Urban Jürgensen & Sønner Copenhagen/Derek Pratt
- Urban Jürgensen & Sønner Copenhagen/Derek Pratt
- AN IMPORTANT MASSIVE AND RARE YELLOW GOLD OPEN-FACED TWIN BARREL ONE MINUTE TOURBILLON WATCH WITH CARRIAGE MOUNTED REMONTOIRE JUMP SECONDS AND POWER RESERVE INDICATION
NO 3060 CIRCA 1982
- YELLOW GOLD MANUAL WINDING POCKET WATCH
- diameter 63 mm
Timothy Treffry, Derek Pratt Watchmaker FBHI, British Horological Institute, 2012
Urban Jürgensen & Sønner, Company Catalogue, c. 1995
Urban Jürgensen has a long tradition of tourbillon production. The Company’s first tourbillion (numbered 101) which dates to circa 1830, can be found in the collection of the International Watch Museum at La Chaux-de-Fonds.
In 1975, Peter Baumberger and Derek Pratt took the tradition to a new level when they embarked on production of a new small series of Tourbillon pocket watches. Baumberger and Pratt, together with Albert-Piquet Benoit, Lemania’s former technical director, were convinced that the pocket watch format was the only acceptable platform to present their new Tourbillon.
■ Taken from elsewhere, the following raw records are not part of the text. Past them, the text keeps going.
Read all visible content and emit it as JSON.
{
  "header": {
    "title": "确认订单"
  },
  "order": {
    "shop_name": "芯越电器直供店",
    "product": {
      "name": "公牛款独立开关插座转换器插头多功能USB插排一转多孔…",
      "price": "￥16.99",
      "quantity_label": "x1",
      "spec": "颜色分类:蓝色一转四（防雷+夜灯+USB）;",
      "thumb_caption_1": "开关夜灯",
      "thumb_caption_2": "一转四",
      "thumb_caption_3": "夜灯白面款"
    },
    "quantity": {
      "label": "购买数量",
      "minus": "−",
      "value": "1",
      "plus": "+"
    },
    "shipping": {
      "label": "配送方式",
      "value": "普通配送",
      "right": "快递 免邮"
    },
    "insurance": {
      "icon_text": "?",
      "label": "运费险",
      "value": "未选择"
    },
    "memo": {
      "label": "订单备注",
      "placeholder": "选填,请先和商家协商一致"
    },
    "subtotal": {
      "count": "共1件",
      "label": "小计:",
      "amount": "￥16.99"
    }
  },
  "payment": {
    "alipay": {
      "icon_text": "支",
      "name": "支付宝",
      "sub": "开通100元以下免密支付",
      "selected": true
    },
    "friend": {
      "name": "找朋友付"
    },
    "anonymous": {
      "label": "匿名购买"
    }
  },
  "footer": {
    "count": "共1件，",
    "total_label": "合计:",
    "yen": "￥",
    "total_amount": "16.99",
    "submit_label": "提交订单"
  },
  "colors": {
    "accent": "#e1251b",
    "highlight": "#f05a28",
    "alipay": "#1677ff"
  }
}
No. 3060, the present watch, is the product of this collaboration and employs Derek Pratt’s one minute tourbillon with one second remontoire mounted within the tourbillon carriage. The new design marked a first in tourbillon production. Positioning the remontoire inside the carriage achieved Pratt’s goal to provide a greater rate of accuracy – the one second remontoire isolates the carriage from the wheel train and maintains a constant balance amplitude, thereby allowing superior timekeeping.
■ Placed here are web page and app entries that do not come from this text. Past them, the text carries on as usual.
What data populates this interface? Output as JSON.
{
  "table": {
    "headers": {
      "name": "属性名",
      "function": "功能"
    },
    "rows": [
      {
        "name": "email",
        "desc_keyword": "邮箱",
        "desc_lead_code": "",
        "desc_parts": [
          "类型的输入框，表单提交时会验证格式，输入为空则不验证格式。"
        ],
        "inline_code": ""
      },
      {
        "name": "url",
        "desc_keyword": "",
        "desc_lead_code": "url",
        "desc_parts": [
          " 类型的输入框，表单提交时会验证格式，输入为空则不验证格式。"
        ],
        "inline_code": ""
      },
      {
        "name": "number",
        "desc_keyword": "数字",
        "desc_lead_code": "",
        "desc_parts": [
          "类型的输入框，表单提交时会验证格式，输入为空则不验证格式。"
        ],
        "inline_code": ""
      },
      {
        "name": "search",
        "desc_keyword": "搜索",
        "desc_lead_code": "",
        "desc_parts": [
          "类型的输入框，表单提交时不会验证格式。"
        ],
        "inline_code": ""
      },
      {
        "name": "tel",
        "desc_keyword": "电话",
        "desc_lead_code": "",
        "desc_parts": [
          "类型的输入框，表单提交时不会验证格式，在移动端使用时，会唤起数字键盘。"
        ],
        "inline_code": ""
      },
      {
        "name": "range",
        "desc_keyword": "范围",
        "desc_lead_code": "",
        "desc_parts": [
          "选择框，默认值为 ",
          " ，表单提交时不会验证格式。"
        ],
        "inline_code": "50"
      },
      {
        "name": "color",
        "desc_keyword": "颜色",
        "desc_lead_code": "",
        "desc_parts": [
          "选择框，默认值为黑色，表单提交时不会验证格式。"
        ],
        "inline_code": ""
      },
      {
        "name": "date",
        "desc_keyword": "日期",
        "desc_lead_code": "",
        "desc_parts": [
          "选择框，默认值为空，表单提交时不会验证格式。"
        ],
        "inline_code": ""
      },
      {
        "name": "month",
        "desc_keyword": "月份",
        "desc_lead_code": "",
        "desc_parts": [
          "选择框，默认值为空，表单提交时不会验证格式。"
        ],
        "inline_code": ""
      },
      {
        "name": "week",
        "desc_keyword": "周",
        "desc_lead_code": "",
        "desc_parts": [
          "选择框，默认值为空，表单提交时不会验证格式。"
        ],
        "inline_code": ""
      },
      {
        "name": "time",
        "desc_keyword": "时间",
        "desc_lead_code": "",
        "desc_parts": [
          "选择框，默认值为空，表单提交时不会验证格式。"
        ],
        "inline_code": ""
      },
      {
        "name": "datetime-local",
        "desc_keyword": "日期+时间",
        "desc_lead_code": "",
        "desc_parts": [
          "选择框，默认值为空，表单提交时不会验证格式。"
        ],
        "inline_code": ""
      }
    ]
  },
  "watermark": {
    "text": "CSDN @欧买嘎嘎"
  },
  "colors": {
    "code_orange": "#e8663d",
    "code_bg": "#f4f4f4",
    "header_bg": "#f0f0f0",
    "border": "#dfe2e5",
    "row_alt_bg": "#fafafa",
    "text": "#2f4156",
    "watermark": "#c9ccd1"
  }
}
According to the archives of Urban Jürgensen & Sønner, production of the new series lasted 20 years and included just 12 to 15 Tourbillons, each made with different layouts.
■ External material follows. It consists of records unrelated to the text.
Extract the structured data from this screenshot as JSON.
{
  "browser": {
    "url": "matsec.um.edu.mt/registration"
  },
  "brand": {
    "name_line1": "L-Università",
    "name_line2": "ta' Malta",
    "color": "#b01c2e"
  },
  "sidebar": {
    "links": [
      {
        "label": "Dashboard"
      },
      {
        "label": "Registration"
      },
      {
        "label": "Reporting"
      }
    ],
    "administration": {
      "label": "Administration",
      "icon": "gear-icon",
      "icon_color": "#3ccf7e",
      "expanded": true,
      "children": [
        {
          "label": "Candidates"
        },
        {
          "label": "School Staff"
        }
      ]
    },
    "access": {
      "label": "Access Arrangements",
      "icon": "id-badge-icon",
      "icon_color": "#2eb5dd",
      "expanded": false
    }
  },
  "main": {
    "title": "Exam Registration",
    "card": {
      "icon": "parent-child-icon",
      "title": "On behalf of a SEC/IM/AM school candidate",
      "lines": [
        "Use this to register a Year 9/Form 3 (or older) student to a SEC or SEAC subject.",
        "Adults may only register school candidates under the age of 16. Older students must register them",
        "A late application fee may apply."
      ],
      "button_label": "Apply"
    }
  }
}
The tourbillon carriage with one second remontoire, as found in the present watch, is the rarest and most sophisticated version of Pratt’s invention and as such provides the collector with a rare opportunity to acquire not just a horological Tour de Force, but an important piece of horological history.
For a discussion of these tourbillons see, John M.R. Knudsen, The Jürgensen Dynasty, p. 316 and Derek Pratt, In Breguet’s Footsteps, BHI March 2009, pp. 105-110 and fig.4.